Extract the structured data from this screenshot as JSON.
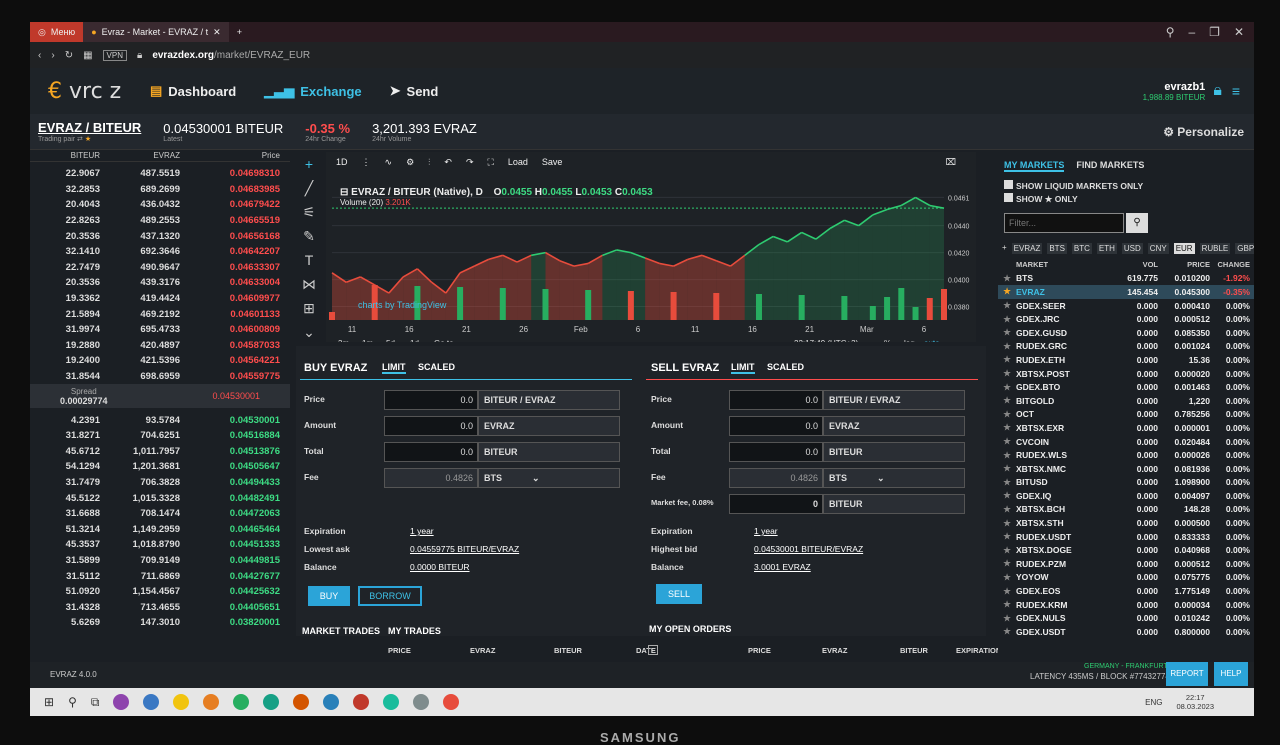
{
  "browser": {
    "menu": "Меню",
    "tab_title": "Evraz - Market - EVRAZ / t",
    "url_host": "evrazdex.org",
    "url_path": "/market/EVRAZ_EUR"
  },
  "nav": {
    "logo": "vrc z",
    "dashboard": "Dashboard",
    "exchange": "Exchange",
    "send": "Send"
  },
  "account": {
    "name": "evrazb1",
    "balance": "1,988.89 BITEUR"
  },
  "pair": {
    "name": "EVRAZ / BITEUR",
    "label": "Trading pair",
    "latest": "0.04530001 BITEUR",
    "latest_label": "Latest",
    "change": "-0.35 %",
    "change_label": "24hr Change",
    "volume": "3,201.393 EVRAZ",
    "volume_label": "24hr Volume",
    "personalize": "Personalize"
  },
  "orderbook": {
    "headers": [
      "BITEUR",
      "EVRAZ",
      "Price"
    ],
    "asks": [
      [
        "22.9067",
        "487.5519",
        "0.04698310"
      ],
      [
        "32.2853",
        "689.2699",
        "0.04683985"
      ],
      [
        "20.4043",
        "436.0432",
        "0.04679422"
      ],
      [
        "22.8263",
        "489.2553",
        "0.04665519"
      ],
      [
        "20.3536",
        "437.1320",
        "0.04656168"
      ],
      [
        "32.1410",
        "692.3646",
        "0.04642207"
      ],
      [
        "22.7479",
        "490.9647",
        "0.04633307"
      ],
      [
        "20.3536",
        "439.3176",
        "0.04633004"
      ],
      [
        "19.3362",
        "419.4424",
        "0.04609977"
      ],
      [
        "21.5894",
        "469.2192",
        "0.04601133"
      ],
      [
        "31.9974",
        "695.4733",
        "0.04600809"
      ],
      [
        "19.2880",
        "420.4897",
        "0.04587033"
      ],
      [
        "19.2400",
        "421.5396",
        "0.04564221"
      ],
      [
        "31.8544",
        "698.6959",
        "0.04559775"
      ]
    ],
    "spread_label": "Spread",
    "spread": "0.00029774",
    "last": "0.04530001",
    "bids": [
      [
        "4.2391",
        "93.5784",
        "0.04530001"
      ],
      [
        "31.8271",
        "704.6251",
        "0.04516884"
      ],
      [
        "45.6712",
        "1,011.7957",
        "0.04513876"
      ],
      [
        "54.1294",
        "1,201.3681",
        "0.04505647"
      ],
      [
        "31.7479",
        "706.3828",
        "0.04494433"
      ],
      [
        "45.5122",
        "1,015.3328",
        "0.04482491"
      ],
      [
        "31.6688",
        "708.1474",
        "0.04472063"
      ],
      [
        "51.3214",
        "1,149.2959",
        "0.04465464"
      ],
      [
        "45.3537",
        "1,018.8790",
        "0.04451333"
      ],
      [
        "31.5899",
        "709.9149",
        "0.04449815"
      ],
      [
        "31.5112",
        "711.6869",
        "0.04427677"
      ],
      [
        "51.0920",
        "1,154.4567",
        "0.04425632"
      ],
      [
        "31.4328",
        "713.4655",
        "0.04405651"
      ],
      [
        "5.6269",
        "147.3010",
        "0.03820001"
      ]
    ]
  },
  "chart_data": {
    "type": "line",
    "title": "EVRAZ / BITEUR (Native), D",
    "ohlc": {
      "O": "0.0455",
      "H": "0.0455",
      "L": "0.0453",
      "C": "0.0453"
    },
    "volume_label": "Volume (20)",
    "volume_value": "3.201K",
    "x": [
      "11",
      "16",
      "21",
      "26",
      "Feb",
      "6",
      "11",
      "16",
      "21",
      "Mar",
      "6"
    ],
    "yticks": [
      "0.0461",
      "0.0440",
      "0.0420",
      "0.0400",
      "0.0380"
    ],
    "ylim": [
      0.037,
      0.0465
    ],
    "values": [
      0.0405,
      0.0398,
      0.0402,
      0.0396,
      0.039,
      0.0402,
      0.0408,
      0.0398,
      0.039,
      0.0405,
      0.041,
      0.0415,
      0.0418,
      0.0413,
      0.0418,
      0.042,
      0.0414,
      0.041,
      0.0412,
      0.0418,
      0.0422,
      0.042,
      0.0416,
      0.0412,
      0.041,
      0.0415,
      0.0418,
      0.0414,
      0.041,
      0.0418,
      0.0426,
      0.0432,
      0.0428,
      0.0435,
      0.043,
      0.0438,
      0.0444,
      0.044,
      0.0448,
      0.0452,
      0.0455,
      0.0461,
      0.0455,
      0.0453
    ],
    "time": "22:17:49 (UTC+3)",
    "toolbar": {
      "interval": "1D",
      "load": "Load",
      "save": "Save"
    },
    "ranges": [
      "3m",
      "1m",
      "5d",
      "1d",
      "Go to..."
    ],
    "opts": [
      "%",
      "log",
      "auto"
    ],
    "watermark": "charts by TradingView"
  },
  "buy": {
    "title": "BUY EVRAZ",
    "tab_limit": "LIMIT",
    "tab_scaled": "SCALED",
    "price_l": "Price",
    "price": "0.0",
    "price_unit": "BITEUR / EVRAZ",
    "amount_l": "Amount",
    "amount": "0.0",
    "amount_unit": "EVRAZ",
    "total_l": "Total",
    "total": "0.0",
    "total_unit": "BITEUR",
    "fee_l": "Fee",
    "fee": "0.4826",
    "fee_unit": "BTS",
    "exp_l": "Expiration",
    "exp": "1 year",
    "ask_l": "Lowest ask",
    "ask": "0.04559775 BITEUR/EVRAZ",
    "bal_l": "Balance",
    "bal": "0.0000 BITEUR",
    "buy_btn": "BUY",
    "borrow_btn": "BORROW"
  },
  "sell": {
    "title": "SELL EVRAZ",
    "tab_limit": "LIMIT",
    "tab_scaled": "SCALED",
    "price_l": "Price",
    "price": "0.0",
    "price_unit": "BITEUR / EVRAZ",
    "amount_l": "Amount",
    "amount": "0.0",
    "amount_unit": "EVRAZ",
    "total_l": "Total",
    "total": "0.0",
    "total_unit": "BITEUR",
    "fee_l": "Fee",
    "fee": "0.4826",
    "fee_unit": "BTS",
    "mfee_l": "Market fee, 0.08%",
    "mfee": "0",
    "mfee_unit": "BITEUR",
    "exp_l": "Expiration",
    "exp": "1 year",
    "bid_l": "Highest bid",
    "bid": "0.04530001 BITEUR/EVRAZ",
    "bal_l": "Balance",
    "bal": "3.0001 EVRAZ",
    "sell_btn": "SELL"
  },
  "trades": {
    "tab1": "MARKET TRADES",
    "tab2": "MY TRADES",
    "tab3": "MY OPEN ORDERS",
    "h_price": "PRICE",
    "h_evraz": "EVRAZ",
    "h_biteur": "BITEUR",
    "h_date": "DATE",
    "h_exp": "EXPIRATION"
  },
  "markets": {
    "tab1": "MY MARKETS",
    "tab2": "FIND MARKETS",
    "opt1": "SHOW LIQUID MARKETS ONLY",
    "opt2": "SHOW ★ ONLY",
    "filter": "Filter...",
    "bases": [
      "EVRAZ",
      "BTS",
      "BTC",
      "ETH",
      "USD",
      "CNY",
      "EUR",
      "RUBLE",
      "GBP"
    ],
    "h_market": "MARKET",
    "h_vol": "VOL",
    "h_price": "PRICE",
    "h_change": "CHANGE",
    "rows": [
      [
        "BTS",
        "619.775",
        "0.010200",
        "-1.92%"
      ],
      [
        "EVRAZ",
        "145.454",
        "0.045300",
        "-0.35%"
      ],
      [
        "GDEX.SEER",
        "0.000",
        "0.000410",
        "0.00%"
      ],
      [
        "GDEX.JRC",
        "0.000",
        "0.000512",
        "0.00%"
      ],
      [
        "GDEX.GUSD",
        "0.000",
        "0.085350",
        "0.00%"
      ],
      [
        "RUDEX.GRC",
        "0.000",
        "0.001024",
        "0.00%"
      ],
      [
        "RUDEX.ETH",
        "0.000",
        "15.36",
        "0.00%"
      ],
      [
        "XBTSX.POST",
        "0.000",
        "0.000020",
        "0.00%"
      ],
      [
        "GDEX.BTO",
        "0.000",
        "0.001463",
        "0.00%"
      ],
      [
        "BITGOLD",
        "0.000",
        "1,220",
        "0.00%"
      ],
      [
        "OCT",
        "0.000",
        "0.785256",
        "0.00%"
      ],
      [
        "XBTSX.EXR",
        "0.000",
        "0.000001",
        "0.00%"
      ],
      [
        "CVCOIN",
        "0.000",
        "0.020484",
        "0.00%"
      ],
      [
        "RUDEX.WLS",
        "0.000",
        "0.000026",
        "0.00%"
      ],
      [
        "XBTSX.NMC",
        "0.000",
        "0.081936",
        "0.00%"
      ],
      [
        "BITUSD",
        "0.000",
        "1.098900",
        "0.00%"
      ],
      [
        "GDEX.IQ",
        "0.000",
        "0.004097",
        "0.00%"
      ],
      [
        "XBTSX.BCH",
        "0.000",
        "148.28",
        "0.00%"
      ],
      [
        "XBTSX.STH",
        "0.000",
        "0.000500",
        "0.00%"
      ],
      [
        "RUDEX.USDT",
        "0.000",
        "0.833333",
        "0.00%"
      ],
      [
        "XBTSX.DOGE",
        "0.000",
        "0.040968",
        "0.00%"
      ],
      [
        "RUDEX.PZM",
        "0.000",
        "0.000512",
        "0.00%"
      ],
      [
        "YOYOW",
        "0.000",
        "0.075775",
        "0.00%"
      ],
      [
        "GDEX.EOS",
        "0.000",
        "1.775149",
        "0.00%"
      ],
      [
        "RUDEX.KRM",
        "0.000",
        "0.000034",
        "0.00%"
      ],
      [
        "GDEX.NULS",
        "0.000",
        "0.010242",
        "0.00%"
      ],
      [
        "GDEX.USDT",
        "0.000",
        "0.800000",
        "0.00%"
      ]
    ]
  },
  "status": {
    "version": "EVRAZ 4.0.0",
    "node": "GERMANY - FRANKFURT",
    "latency": "LATENCY 435MS / BLOCK #77432774",
    "report": "REPORT",
    "help": "HELP"
  },
  "clock": {
    "time": "22:17",
    "date": "08.03.2023",
    "lang": "ENG"
  },
  "monitor": "SAMSUNG"
}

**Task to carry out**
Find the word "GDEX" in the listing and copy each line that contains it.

**Result for this exercise**
        "GDEX.SEER",
        "GDEX.JRC",
        "GDEX.GUSD",
        "GDEX.BTO",
        "GDEX.IQ",
        "GDEX.EOS",
        "GDEX.NULS",
        "GDEX.USDT",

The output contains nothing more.